As I realized years later, it was a defensive attitude. For me, it meant I still wasn't able to be fully open.

Three years into my healing, I joined a one-year group of male survivors of childhood sexual assault, sponsored by the state of Georgia, and run by two therapists. By then, I didn't really need counseling, although I found the group helpful.

My response these days is that not everyone needs therapy, if you have someone you trust, whom you know won't divulge your story. Maybe that will work.

And there are bad therapists, especially the kind that seem to rivet their attention on all the lurid details. Or they give stock answers to questions and you feel they're responding by rote.

There are also good therapists who have been trained to hear what you're not saying and to sense your turmoil. They don't get sidetracked by your defensive strategies.

And why not a professional as well as friends and family members who care? We've been deeply wounded and we need all the help we can get.

Be open to those who can make things easier. It may be difficult—especially in the beginning—but remember: You've stored up years of secret suffering.

Isn't now the time to open up?

Seeking One Trusting Relationship

"I want one person—just one person—I can trust and rely on." I wonder how many times I've heard men say those words. It's not a bad desire; it's just not enough.

We need others, but no relationship provides everything. A number of men refer to their wives as their best friend. That bothers me because it usually means that their spouses must carry all their emotional baggage, and they become everything the man requires.

No one—not a single person—fulfills every shortfall. It's a terrible burden to lay on someone and to expect them to be that perfect individual—the flawless, infallible one.

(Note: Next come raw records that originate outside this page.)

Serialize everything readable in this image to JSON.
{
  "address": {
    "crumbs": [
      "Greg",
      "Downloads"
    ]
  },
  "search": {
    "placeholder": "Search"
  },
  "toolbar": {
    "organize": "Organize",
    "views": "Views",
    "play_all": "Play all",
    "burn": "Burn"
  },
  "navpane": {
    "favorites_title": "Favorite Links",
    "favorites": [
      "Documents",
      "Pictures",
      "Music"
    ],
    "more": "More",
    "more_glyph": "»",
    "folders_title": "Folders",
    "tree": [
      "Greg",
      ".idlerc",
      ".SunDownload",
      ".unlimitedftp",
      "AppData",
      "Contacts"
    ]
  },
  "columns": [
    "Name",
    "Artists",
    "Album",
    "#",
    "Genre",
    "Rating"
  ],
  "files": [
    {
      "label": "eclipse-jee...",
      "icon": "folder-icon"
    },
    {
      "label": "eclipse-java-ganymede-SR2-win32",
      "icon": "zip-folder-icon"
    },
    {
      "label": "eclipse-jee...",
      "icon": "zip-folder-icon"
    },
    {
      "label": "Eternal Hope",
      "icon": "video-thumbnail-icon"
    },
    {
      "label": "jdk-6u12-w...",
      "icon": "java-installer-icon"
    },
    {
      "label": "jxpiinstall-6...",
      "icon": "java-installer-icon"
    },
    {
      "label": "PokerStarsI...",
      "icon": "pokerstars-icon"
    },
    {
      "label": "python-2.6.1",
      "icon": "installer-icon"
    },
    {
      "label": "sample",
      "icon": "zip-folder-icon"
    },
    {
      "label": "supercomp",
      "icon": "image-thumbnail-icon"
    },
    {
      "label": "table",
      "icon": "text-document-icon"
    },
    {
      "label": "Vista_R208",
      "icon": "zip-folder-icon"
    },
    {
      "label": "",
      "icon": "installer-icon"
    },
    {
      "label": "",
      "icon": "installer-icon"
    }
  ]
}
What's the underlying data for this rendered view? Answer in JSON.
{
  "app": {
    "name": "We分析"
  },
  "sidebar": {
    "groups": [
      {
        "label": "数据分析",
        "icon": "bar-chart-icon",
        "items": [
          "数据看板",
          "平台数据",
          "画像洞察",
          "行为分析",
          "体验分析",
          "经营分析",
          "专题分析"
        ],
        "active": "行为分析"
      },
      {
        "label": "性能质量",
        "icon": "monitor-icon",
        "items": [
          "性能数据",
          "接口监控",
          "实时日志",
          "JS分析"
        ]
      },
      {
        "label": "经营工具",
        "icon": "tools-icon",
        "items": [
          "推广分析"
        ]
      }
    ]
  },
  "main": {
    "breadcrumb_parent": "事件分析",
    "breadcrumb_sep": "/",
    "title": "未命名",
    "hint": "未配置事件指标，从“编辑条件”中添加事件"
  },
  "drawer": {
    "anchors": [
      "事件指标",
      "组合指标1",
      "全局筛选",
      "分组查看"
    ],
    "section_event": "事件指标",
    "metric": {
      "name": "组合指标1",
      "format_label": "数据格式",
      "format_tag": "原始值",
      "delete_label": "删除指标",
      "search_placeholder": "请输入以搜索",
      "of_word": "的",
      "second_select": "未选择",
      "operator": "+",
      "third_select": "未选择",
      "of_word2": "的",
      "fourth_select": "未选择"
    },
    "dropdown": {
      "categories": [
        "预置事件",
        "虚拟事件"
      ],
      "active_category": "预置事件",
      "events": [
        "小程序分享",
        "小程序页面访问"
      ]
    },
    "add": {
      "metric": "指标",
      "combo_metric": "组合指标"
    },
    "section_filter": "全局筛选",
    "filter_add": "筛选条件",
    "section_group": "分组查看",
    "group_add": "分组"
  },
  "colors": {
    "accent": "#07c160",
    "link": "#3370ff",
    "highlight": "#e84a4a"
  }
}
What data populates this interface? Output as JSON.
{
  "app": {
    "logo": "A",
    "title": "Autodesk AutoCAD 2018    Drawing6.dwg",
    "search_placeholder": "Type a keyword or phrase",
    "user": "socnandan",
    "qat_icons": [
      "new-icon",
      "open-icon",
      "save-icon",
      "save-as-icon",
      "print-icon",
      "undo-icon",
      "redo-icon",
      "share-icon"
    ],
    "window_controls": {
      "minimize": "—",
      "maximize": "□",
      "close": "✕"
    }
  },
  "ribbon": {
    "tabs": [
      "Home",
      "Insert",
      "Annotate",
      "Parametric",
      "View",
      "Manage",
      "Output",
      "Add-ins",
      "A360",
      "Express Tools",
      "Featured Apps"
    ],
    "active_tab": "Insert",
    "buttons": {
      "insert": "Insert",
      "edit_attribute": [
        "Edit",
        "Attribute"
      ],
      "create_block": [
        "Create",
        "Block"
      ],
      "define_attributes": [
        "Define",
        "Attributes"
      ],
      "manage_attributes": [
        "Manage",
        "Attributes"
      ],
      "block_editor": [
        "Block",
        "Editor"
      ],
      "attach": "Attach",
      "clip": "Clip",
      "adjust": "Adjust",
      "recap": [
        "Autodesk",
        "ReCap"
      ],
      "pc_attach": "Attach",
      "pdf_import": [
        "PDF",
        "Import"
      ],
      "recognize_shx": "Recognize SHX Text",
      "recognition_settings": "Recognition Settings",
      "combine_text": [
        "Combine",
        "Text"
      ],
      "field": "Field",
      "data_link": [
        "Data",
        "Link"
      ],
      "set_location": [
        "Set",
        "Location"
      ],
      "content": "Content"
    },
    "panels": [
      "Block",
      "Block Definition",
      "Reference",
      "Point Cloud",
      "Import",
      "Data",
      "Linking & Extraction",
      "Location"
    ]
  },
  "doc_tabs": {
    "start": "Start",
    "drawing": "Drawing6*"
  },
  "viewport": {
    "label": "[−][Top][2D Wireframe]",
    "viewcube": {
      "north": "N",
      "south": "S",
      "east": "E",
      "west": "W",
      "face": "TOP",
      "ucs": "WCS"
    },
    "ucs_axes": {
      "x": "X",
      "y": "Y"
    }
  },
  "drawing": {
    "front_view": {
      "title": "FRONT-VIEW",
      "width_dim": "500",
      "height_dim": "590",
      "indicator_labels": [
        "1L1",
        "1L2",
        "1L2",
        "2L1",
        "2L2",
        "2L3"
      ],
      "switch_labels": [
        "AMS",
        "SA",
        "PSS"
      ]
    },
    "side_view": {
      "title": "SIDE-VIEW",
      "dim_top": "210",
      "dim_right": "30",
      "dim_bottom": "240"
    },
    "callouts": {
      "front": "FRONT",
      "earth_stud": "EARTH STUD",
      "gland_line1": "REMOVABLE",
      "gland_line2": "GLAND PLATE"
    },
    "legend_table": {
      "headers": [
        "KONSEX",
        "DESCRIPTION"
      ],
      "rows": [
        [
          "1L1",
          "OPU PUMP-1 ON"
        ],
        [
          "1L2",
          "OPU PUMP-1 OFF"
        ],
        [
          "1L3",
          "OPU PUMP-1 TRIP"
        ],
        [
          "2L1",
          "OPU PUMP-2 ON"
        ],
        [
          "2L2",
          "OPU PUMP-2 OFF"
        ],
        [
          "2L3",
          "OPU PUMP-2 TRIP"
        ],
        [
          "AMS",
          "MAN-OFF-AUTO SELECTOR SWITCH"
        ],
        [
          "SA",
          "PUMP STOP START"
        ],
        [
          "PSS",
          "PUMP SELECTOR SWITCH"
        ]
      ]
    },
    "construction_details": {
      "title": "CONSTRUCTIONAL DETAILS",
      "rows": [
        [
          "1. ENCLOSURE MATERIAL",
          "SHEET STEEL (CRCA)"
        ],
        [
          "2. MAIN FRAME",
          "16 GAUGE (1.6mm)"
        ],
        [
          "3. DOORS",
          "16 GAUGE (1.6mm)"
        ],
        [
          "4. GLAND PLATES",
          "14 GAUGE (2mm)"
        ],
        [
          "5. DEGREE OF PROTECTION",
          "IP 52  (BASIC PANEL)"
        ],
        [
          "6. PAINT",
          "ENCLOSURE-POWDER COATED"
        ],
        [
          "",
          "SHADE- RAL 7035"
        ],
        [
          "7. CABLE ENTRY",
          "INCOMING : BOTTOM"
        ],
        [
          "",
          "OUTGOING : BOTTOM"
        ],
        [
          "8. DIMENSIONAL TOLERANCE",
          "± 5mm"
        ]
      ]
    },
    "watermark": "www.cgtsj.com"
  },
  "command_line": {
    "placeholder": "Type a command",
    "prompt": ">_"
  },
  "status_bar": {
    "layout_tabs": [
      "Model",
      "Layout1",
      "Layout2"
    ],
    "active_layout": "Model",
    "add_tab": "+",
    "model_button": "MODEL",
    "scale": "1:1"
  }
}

A healthier way is to build several relationships. Seek for those worthy-of-trust individuals. Be to them what you want them to offer you.

For example, I have one friend who is a marvelous listener. He rarely offers advice, but it's obvious to me that he's there for me.

Another friend lovingly tells me the things I don't want to know about myself. That is, when I open up to him, he often intuits meaning behind my words and actions. When he points them out, I'm able to see different parts of myself—what I call my shadow or backside. I'm grateful for him.

A third friend is easy to talk to and it's just as easy for me to listen to what he says.

All three are important—and there are a few others—because each provides something I need.

But not one of them provides everything.

Hiding the Pain (Part 2 of 2)

Why do we hide the story of our abuse and the pain? You and I can probably think of many reasons. But the reasons aren't as important as the causes such as shame, fear of not being believed, or not trusting ourselves.

The more we can expose the darkness of our souls to the light, the more readily we heal. Many times I've heard, "You're only as healed as your worst secret." From that, I've inferred that those issues when deeply held and unrevealable thwart our pain. And we expend energy to keep them undisclosed.

Or we isolate ourselves from others. Four months ago, I was in close contact with *Joey, and we were quite open with each other. Then Joey stopped answering emails, texts, or phone calls. About three weeks ago, Joey emailed and asked if we could have lunch. (Men don't seem to know how to talk unless it's around a meal, coffee, or liquor.)

We met and Joey apologized. "I was going through a really bad time."

"You were hiding." Those words blurted out before I realized what I had said. But I also knew they were true.

At first he rationalized by giving me a variety of explanations. I listened and said nothing. Finally, he said, "No . . . you're right. I was hiding because I was ashamed."

"I understand," I said. I've been there.

And so have many of you.

We don't blab to just anyone, but we need to find those who will listen, care, and enable us to stop hiding. And until we find safe people, we'll still keep hiding.